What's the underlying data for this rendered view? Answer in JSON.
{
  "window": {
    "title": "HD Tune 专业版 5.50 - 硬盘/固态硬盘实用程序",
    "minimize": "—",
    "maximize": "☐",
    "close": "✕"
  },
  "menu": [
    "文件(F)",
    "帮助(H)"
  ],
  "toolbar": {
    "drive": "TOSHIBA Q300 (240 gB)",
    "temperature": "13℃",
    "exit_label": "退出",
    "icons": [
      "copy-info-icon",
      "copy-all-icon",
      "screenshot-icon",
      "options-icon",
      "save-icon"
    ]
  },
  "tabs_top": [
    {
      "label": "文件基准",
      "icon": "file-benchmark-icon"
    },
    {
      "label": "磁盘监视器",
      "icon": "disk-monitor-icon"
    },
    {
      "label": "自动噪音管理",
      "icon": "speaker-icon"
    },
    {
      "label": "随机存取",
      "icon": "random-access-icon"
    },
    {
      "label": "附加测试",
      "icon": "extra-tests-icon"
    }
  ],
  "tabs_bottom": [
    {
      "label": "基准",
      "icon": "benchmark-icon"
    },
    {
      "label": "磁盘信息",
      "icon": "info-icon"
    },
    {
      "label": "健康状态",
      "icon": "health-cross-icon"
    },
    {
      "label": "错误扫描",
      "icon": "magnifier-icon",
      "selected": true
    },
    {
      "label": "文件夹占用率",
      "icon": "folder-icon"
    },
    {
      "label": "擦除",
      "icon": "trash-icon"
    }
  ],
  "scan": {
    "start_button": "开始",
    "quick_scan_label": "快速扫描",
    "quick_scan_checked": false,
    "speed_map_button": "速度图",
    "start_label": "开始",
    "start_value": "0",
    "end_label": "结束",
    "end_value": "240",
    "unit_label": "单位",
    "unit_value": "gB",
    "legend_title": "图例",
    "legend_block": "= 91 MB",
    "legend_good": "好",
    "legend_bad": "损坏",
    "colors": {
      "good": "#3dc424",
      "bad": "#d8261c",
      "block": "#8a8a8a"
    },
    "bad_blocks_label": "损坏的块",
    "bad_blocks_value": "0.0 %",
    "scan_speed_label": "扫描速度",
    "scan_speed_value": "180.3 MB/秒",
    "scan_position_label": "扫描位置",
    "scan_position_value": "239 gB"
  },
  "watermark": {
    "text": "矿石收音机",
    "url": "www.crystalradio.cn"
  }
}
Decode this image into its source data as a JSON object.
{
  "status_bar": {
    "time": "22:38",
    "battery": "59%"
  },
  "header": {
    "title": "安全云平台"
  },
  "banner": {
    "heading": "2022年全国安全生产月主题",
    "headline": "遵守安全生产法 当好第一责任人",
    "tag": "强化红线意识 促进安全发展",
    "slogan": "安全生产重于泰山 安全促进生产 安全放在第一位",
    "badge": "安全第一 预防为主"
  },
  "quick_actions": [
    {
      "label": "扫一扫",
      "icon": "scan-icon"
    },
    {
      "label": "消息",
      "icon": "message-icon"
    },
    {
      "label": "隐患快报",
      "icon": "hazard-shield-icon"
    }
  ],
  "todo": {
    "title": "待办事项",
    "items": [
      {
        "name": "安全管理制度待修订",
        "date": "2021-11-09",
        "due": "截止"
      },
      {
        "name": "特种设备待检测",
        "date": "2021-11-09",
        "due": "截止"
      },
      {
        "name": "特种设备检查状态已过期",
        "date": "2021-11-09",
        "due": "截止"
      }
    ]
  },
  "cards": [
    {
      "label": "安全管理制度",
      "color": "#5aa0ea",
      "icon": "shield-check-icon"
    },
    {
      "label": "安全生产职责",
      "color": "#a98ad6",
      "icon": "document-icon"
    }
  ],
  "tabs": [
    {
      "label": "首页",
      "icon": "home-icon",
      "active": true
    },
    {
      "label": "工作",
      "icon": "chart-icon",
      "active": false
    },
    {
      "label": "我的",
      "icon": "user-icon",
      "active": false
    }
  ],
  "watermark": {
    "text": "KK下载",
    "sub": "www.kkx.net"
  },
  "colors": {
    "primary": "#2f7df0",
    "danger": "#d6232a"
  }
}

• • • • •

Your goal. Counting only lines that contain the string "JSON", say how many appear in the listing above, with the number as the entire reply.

Result of this exercise. 2